|Percent change over two-year period (2019-2021)||-19.89%||-19.60%||23.98%|
Jim Arnold, LCCEA Vice President for Part-time Faculty, and I serve as your representatives on the College Council Budget Development Subcommittee this year, which has just begun to meet. We will strive to keep faculty appraised of the process as it goes into full swing in Winter term.
Programs Under Review
In the meantime, the College has requested meetings with three programs that had been identified last year for “review.” These are Culinary, Manufacturing, and Hotel, Restaurant, and Tourism Management (HRTM). These meetings have been identified as a “follow up” from last year and are scheduled for next week. One noteworthy issue is the status of HRTM, which has suffered enrollment losses after the program was suspended while a new two-year degree was developed. The new two-year degree was approved last Spring, yet the Administration asked the program during the summer to create a one-year certificate to replace the newly approved two-year degree. Since that time, however, the Administration has advised the program that they are disallowed from presenting a new one-year certificate proposal to the Curriculum Committee because it remains “under review” by the Administration. We look forward to learning more about these “reviews.”

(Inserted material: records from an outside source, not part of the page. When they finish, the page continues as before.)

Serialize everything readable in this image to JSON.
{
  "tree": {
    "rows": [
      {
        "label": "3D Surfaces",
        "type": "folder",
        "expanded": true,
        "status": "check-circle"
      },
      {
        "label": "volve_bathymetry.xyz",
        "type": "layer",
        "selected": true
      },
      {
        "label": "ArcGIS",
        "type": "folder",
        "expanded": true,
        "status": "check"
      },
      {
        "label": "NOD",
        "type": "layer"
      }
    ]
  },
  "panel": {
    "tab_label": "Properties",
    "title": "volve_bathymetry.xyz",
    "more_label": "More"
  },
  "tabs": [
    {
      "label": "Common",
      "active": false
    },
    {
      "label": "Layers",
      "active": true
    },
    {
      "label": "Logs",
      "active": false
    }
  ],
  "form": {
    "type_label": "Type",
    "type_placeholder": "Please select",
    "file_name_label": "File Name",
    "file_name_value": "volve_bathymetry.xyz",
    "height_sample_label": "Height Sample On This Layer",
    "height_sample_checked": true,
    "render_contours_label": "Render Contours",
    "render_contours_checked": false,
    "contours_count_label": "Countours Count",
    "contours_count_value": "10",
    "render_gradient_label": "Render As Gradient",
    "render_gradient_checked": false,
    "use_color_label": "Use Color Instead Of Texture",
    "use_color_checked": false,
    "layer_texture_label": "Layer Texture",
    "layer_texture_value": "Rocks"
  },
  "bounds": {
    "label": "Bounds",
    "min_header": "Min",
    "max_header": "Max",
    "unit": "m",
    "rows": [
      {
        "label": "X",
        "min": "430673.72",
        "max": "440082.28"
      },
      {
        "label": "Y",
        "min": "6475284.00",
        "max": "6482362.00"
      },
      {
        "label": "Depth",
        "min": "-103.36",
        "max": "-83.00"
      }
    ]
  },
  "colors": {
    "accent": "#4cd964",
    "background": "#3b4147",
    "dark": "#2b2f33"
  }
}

While enrollment declines and budget deficits frequently raise discourse around potential program reductions, it is important to note that the vast majority of programs produce net revenue for the college, without which the college could not operate.
Minimum Qualifications and Instructor Certification Procedures
As previously reported, Academic and Student Affairs (ASA) published final procedures in COPPS for MQs and Instructor Certification and announced their publication via the September 28 Weekly e-newsletter. These procedures are inconsistent with the faculty contract and also represent unilateral changes to mandatory subjects of bargaining (issues about which negotiations are legally required). An analysis of the procedures by the LCCEA Executive Council and Grievance Team as well as legal counsel indicates that the procedures: reduce the role of faculty in determining the minimum qualifications for their discipline and also contravene job security and assignment rights for both part-time and contracted faculty.
OEA-appointed legal counsel has notified the College of their legal obligation to negotiate and, absent a response, that the actions of the College constitute an unfair labor practice. LCCEA will continue to keep faculty updated as more information becomes available.
All Faculty Survey
All faculty members should have received an email invitation earlier this week to participate in a comprehensive all faculty survey. The survey is longer than many recent LCCEA surveys and includes questions that seek broad information on faculty working conditions at Lane in order to inform bargaining priorities as well as advocacy on behalf of faculty. Please do schedule 20-40 minutes to complete the survey as your input is vital. Thank you! If you do not find the invitation or experience technical issues, please contact Joe Escobar at: email@example.com
Stay tuned for more information about the emerging Lane County Education Caucus — a newly formed coalition of education unions representing classified staff, teachers, faculty, and all education workers from K12 through university within Lane County. We are stronger together.
Best wishes for a wonderful rest of the week and weekend.